Segment Start: RECORDED INFORMATION
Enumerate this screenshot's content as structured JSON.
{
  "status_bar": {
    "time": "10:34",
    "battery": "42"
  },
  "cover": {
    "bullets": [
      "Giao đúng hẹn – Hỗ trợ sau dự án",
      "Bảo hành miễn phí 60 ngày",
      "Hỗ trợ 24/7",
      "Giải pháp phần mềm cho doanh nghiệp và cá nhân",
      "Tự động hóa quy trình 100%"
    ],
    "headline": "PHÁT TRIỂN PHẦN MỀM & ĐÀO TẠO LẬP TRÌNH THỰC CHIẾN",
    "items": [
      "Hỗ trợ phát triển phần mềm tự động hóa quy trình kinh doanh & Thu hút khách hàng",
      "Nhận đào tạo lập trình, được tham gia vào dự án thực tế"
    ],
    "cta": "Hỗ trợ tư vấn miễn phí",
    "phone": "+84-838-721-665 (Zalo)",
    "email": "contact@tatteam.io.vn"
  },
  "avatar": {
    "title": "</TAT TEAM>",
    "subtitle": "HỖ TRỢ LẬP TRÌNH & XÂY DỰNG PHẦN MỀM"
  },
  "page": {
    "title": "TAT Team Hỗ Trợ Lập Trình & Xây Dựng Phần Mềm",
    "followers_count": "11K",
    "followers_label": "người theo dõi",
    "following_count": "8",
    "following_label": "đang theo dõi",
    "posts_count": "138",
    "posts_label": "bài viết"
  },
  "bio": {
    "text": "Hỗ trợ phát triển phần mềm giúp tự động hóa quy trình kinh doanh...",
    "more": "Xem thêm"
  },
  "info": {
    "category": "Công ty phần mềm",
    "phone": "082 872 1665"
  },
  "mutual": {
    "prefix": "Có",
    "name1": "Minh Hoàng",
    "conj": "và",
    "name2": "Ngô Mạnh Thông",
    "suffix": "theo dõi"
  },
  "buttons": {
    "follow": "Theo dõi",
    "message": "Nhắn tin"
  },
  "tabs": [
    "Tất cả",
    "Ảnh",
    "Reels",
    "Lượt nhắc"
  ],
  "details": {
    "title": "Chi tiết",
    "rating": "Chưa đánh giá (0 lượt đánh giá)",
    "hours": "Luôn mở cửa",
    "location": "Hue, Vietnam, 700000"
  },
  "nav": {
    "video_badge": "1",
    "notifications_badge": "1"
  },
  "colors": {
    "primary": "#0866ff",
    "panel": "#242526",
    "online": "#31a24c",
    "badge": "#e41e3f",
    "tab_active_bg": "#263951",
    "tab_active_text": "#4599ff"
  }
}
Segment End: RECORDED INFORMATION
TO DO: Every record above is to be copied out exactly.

FINISHED EXERCISE:
Enumerate this screenshot's content as structured JSON.
{
  "status_bar": {
    "time": "10:34",
    "battery": "42"
  },
  "cover": {
    "bullets": [
      "Giao đúng hẹn – Hỗ trợ sau dự án",
      "Bảo hành miễn phí 60 ngày",
      "Hỗ trợ 24/7",
      "Giải pháp phần mềm cho doanh nghiệp và cá nhân",
      "Tự động hóa quy trình 100%"
    ],
    "headline": "PHÁT TRIỂN PHẦN MỀM & ĐÀO TẠO LẬP TRÌNH THỰC CHIẾN",
    "items": [
      "Hỗ trợ phát triển phần mềm tự động hóa quy trình kinh doanh & Thu hút khách hàng",
      "Nhận đào tạo lập trình, được tham gia vào dự án thực tế"
    ],
    "cta": "Hỗ trợ tư vấn miễn phí",
    "phone": "+84-838-721-665 (Zalo)",
    "email": "contact@tatteam.io.vn"
  },
  "avatar": {
    "title": "</TAT TEAM>",
    "subtitle": "HỖ TRỢ LẬP TRÌNH & XÂY DỰNG PHẦN MỀM"
  },
  "page": {
    "title": "TAT Team Hỗ Trợ Lập Trình & Xây Dựng Phần Mềm",
    "followers_count": "11K",
    "followers_label": "người theo dõi",
    "following_count": "8",
    "following_label": "đang theo dõi",
    "posts_count": "138",
    "posts_label": "bài viết"
  },
  "bio": {
    "text": "Hỗ trợ phát triển phần mềm giúp tự động hóa quy trình kinh doanh...",
    "more": "Xem thêm"
  },
  "info": {
    "category": "Công ty phần mềm",
    "phone": "082 872 1665"
  },
  "mutual": {
    "prefix": "Có",
    "name1": "Minh Hoàng",
    "conj": "và",
    "name2": "Ngô Mạnh Thông",
    "suffix": "theo dõi"
  },
  "buttons": {
    "follow": "Theo dõi",
    "message": "Nhắn tin"
  },
  "tabs": [
    "Tất cả",
    "Ảnh",
    "Reels",
    "Lượt nhắc"
  ],
  "details": {
    "title": "Chi tiết",
    "rating": "Chưa đánh giá (0 lượt đánh giá)",
    "hours": "Luôn mở cửa",
    "location": "Hue, Vietnam, 700000"
  },
  "nav": {
    "video_badge": "1",
    "notifications_badge": "1"
  },
  "colors": {
    "primary": "#0866ff",
    "panel": "#242526",
    "online": "#31a24c",
    "badge": "#e41e3f",
    "tab_active_bg": "#263951",
    "tab_active_text": "#4599ff"
  }
}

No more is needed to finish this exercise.